Iran News Wire
Iran has been hit very hard by COVID-19. Despite the extensive coverup of fatalities from the deadly virus, even the regime’s health officials have admitted that more than 16,000 Iranians have died across Iran.
The National Council of Resistance of Iran, an opposition group that has accused the regime of lying about the number of deaths since day one says these figures are closer to 78,000.
Iran’s handling of the COVID-19 crisis is marred by severe mismanagement which is derived from the regime’s alarming disregard for the lives lost to the virus. Most recently, Iran’s President Hassan Rouhani said that holding annual mourning ceremonies for Ashura was a “must”.
Ashura, held in late August, is a Shia mourning ceremony for the grandson of the Prophet who was killed along with his family. Mourners usually march on the streets in large groups beating their chests or gather in cramped mosques.

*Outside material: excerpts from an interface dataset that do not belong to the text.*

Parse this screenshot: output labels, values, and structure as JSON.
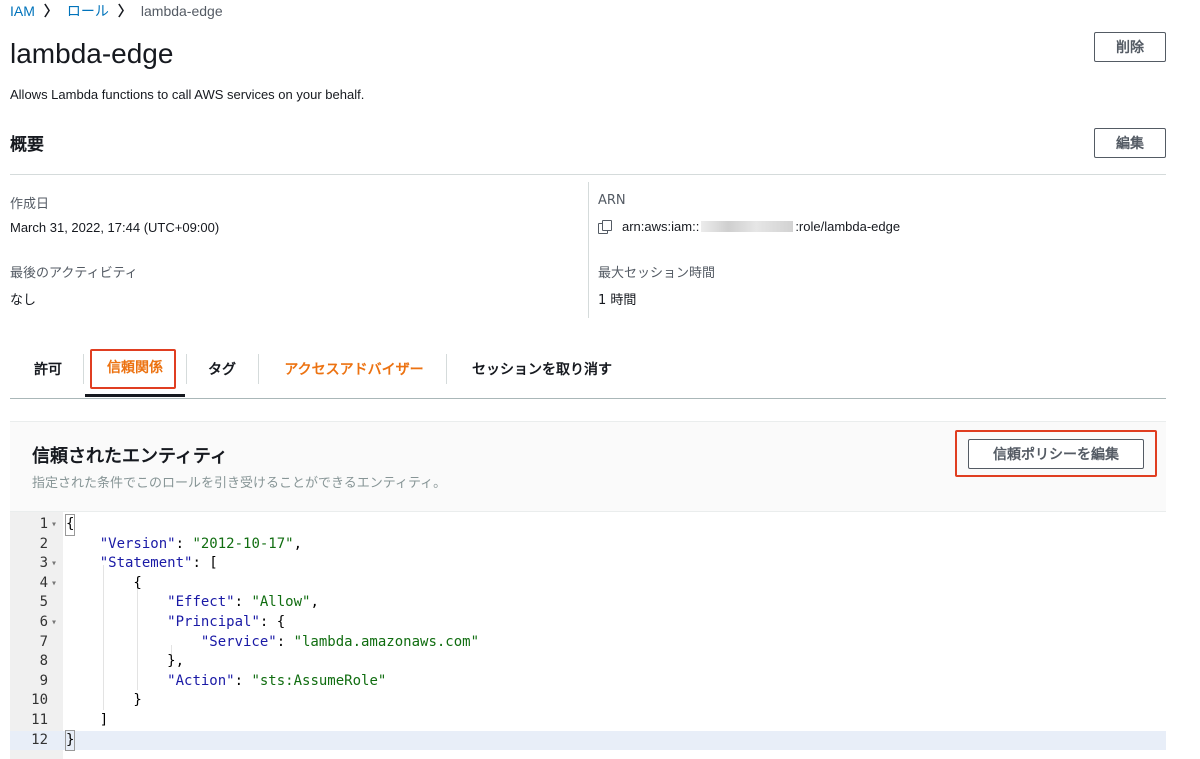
{
  "breadcrumb": {
    "root": "IAM",
    "parent": "ロール",
    "current": "lambda-edge",
    "sep": "〉"
  },
  "role": {
    "name": "lambda-edge",
    "description": "Allows Lambda functions to call AWS services on your behalf."
  },
  "buttons": {
    "delete": "削除",
    "edit": "編集",
    "edit_trust_policy": "信頼ポリシーを編集"
  },
  "summary": {
    "heading": "概要",
    "created_label": "作成日",
    "created_value": "March 31, 2022, 17:44 (UTC+09:00)",
    "last_activity_label": "最後のアクティビティ",
    "last_activity_value": "なし",
    "arn_label": "ARN",
    "arn_prefix": "arn:aws:iam::",
    "arn_suffix": ":role/lambda-edge",
    "max_session_label": "最大セッション時間",
    "max_session_value": "1 時間"
  },
  "tabs": [
    {
      "label": "許可",
      "active": false
    },
    {
      "label": "信頼関係",
      "active": true
    },
    {
      "label": "タグ",
      "active": false
    },
    {
      "label": "アクセスアドバイザー",
      "active": false
    },
    {
      "label": "セッションを取り消す",
      "active": false
    }
  ],
  "trusted_entities": {
    "title": "信頼されたエンティティ",
    "description": "指定された条件でこのロールを引き受けることができるエンティティ。"
  },
  "policy_lines": [
    {
      "n": "1",
      "text": "{"
    },
    {
      "n": "2",
      "text": "    \"Version\": \"2012-10-17\","
    },
    {
      "n": "3",
      "text": "    \"Statement\": ["
    },
    {
      "n": "4",
      "text": "        {"
    },
    {
      "n": "5",
      "text": "            \"Effect\": \"Allow\","
    },
    {
      "n": "6",
      "text": "            \"Principal\": {"
    },
    {
      "n": "7",
      "text": "                \"Service\": \"lambda.amazonaws.com\""
    },
    {
      "n": "8",
      "text": "            },"
    },
    {
      "n": "9",
      "text": "            \"Action\": \"sts:AssumeRole\""
    },
    {
      "n": "10",
      "text": "        }"
    },
    {
      "n": "11",
      "text": "    ]"
    },
    {
      "n": "12",
      "text": "}"
    }
  ],
  "colors": {
    "accent_orange": "#ec7211",
    "highlight_red": "#e03e21",
    "link_blue": "#0073bb"
  }
}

Such a ceremony would be a great breeding ground for COVID-19.
Rouhani’s insistence that mourning ceremonies be carried out comes at a time when several health officials have warned that the number of COVID-19 cases and deaths have increased.

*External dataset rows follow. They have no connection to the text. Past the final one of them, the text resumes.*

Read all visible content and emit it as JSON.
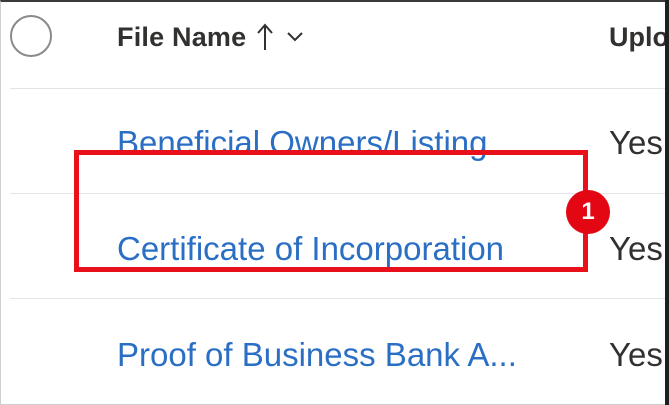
{
  "header": {
    "file_name_label": "File Name",
    "uploaded_label": "Uploaded",
    "sort_direction": "ascending"
  },
  "rows": [
    {
      "file_name": "Beneficial Owners/Listing...",
      "uploaded": "Yes"
    },
    {
      "file_name": "Certificate of Incorporation",
      "uploaded": "Yes"
    },
    {
      "file_name": "Proof of Business Bank A...",
      "uploaded": "Yes"
    }
  ],
  "annotation": {
    "step_number": "1",
    "highlight_color": "#e8111b",
    "badge_color": "#e30613"
  },
  "colors": {
    "link": "#2b6fc4",
    "text": "#323130",
    "divider": "#e4e4e4"
  },
  "icons": {
    "sort": "arrow-up-icon",
    "menu": "chevron-down-icon",
    "select": "circle-checkbox-icon"
  }
}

Iran’s COVID-19 crisis
In comments carried by state-run media, a health official at the Medical Sciences University of Ahvaz, a city in the southwestern province of Khuzestan, said that the province had experienced the “longest COVID-19 peak”.
Despite this, Seyed Mohammad Alavi did not contradict the government’s decision to hold mourning ceremonies and said that since “sunlight had very good anti-virus effects”, ceremonies must be held during the day and that each person must bring three to five masks along.

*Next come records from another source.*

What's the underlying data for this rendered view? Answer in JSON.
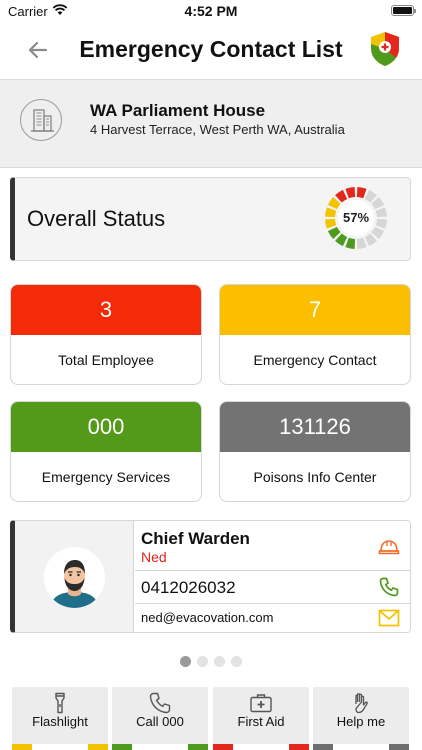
{
  "status_bar": {
    "carrier": "Carrier",
    "time": "4:52 PM"
  },
  "header": {
    "title": "Emergency Contact List",
    "back_icon": "arrow-left-icon",
    "logo": "app-logo-shield-icon"
  },
  "location": {
    "name": "WA Parliament House",
    "address": "4 Harvest Terrace, West Perth WA, Australia",
    "icon": "building-icon"
  },
  "overall_status": {
    "label": "Overall Status",
    "percent_text": "57%",
    "percent": 57,
    "colors": {
      "low": "#4c9a1f",
      "mid": "#f3c300",
      "high": "#e3271c",
      "empty": "#d6d6d6"
    }
  },
  "stats": [
    {
      "value": "3",
      "label": "Total Employee",
      "color": "#f42b08"
    },
    {
      "value": "7",
      "label": "Emergency Contact",
      "color": "#fbbf00"
    },
    {
      "value": "000",
      "label": "Emergency Services",
      "color": "#549a1a"
    },
    {
      "value": "131126",
      "label": "Poisons Info Center",
      "color": "#737373"
    }
  ],
  "contact": {
    "role": "Chief Warden",
    "name": "Ned",
    "phone": "0412026032",
    "email": "ned@evacovation.com",
    "role_icon": "hard-hat-icon",
    "phone_icon": "phone-icon",
    "email_icon": "envelope-icon"
  },
  "pager": {
    "count": 4,
    "active": 0
  },
  "actions": [
    {
      "label": "Flashlight",
      "icon": "flashlight-icon",
      "color": "#f2c200"
    },
    {
      "label": "Call 000",
      "icon": "phone-icon",
      "color": "#4e9a1c"
    },
    {
      "label": "First Aid",
      "icon": "first-aid-kit-icon",
      "color": "#e3271c"
    },
    {
      "label": "Help me",
      "icon": "raised-hand-icon",
      "color": "#6e6e6e"
    }
  ]
}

According to the head of the Islamic World Science Citation Database (ISC), a citation index established by the Iranian Ministry of Science, Research and Technology, Iran’s COVID-19 cases are still on the rise in contrast to other countries.
Health officials criticize Rouhani’s decision
Mina Mohrez, a member of Iran’s COVID-19 Committee, said that Iran was still in the “red zone” in terms of the virus.
The regime color-coded the country into red, yellow, and white zones in April, with red meaning that the region was experiencing an alarming number of infections.
“(Ashura) is in less than one month and we don’t know what will happen by then. Being present in a closed-off space even with masks should not be prolonged. Large crowds congregate for mourning in mosques and even a short gathering with masks in such an atmosphere is dangerous,” the infectious diseases specialist said.
Massoud Mardani, a member of Iran’s National Influenza Committee said that any kind of gathering was “not permissible” due to the increase in virus cases.
Tehran announced the first cases of the virus in the country well after it had started spreading in Qom, near Tehran. Large state-organized gatherings for the 41st anniversary of the Islamic Republic of Iran were held while the regime falsely denied that COVID-19 had entered the country. They refused to quarantine Qom to prevent the spread of the virus despite persistent calls by health officials. In short, the regime helped spread the deadly virus.
Officials then implemented quarantine without financially compensating Iranians that were told to stay home. They opened highways and politely asked Iranians not to travel for the Persian New Year. The lockdown was lifted shortly after amid warnings by health officials that it was too soon to lift restrictions.
These measures by the regime has left many wondering whether the regime is intentionally spreading the virus and endangering lives.
The truth is that the regime knows that the only thing standing between its survival and angry Iranians who are tired of the dire state of the economy is the virus. COVID-19 is a blessing for the regime, and it will use that blessing to its full potential.
The Iranian regime has adopted
a strategy of “mass casualties” to divert attention from protests, the likes of which almost toppled the theocracy in 2019. But this strategy is temporary and in the long run, will only embolden an already outraged.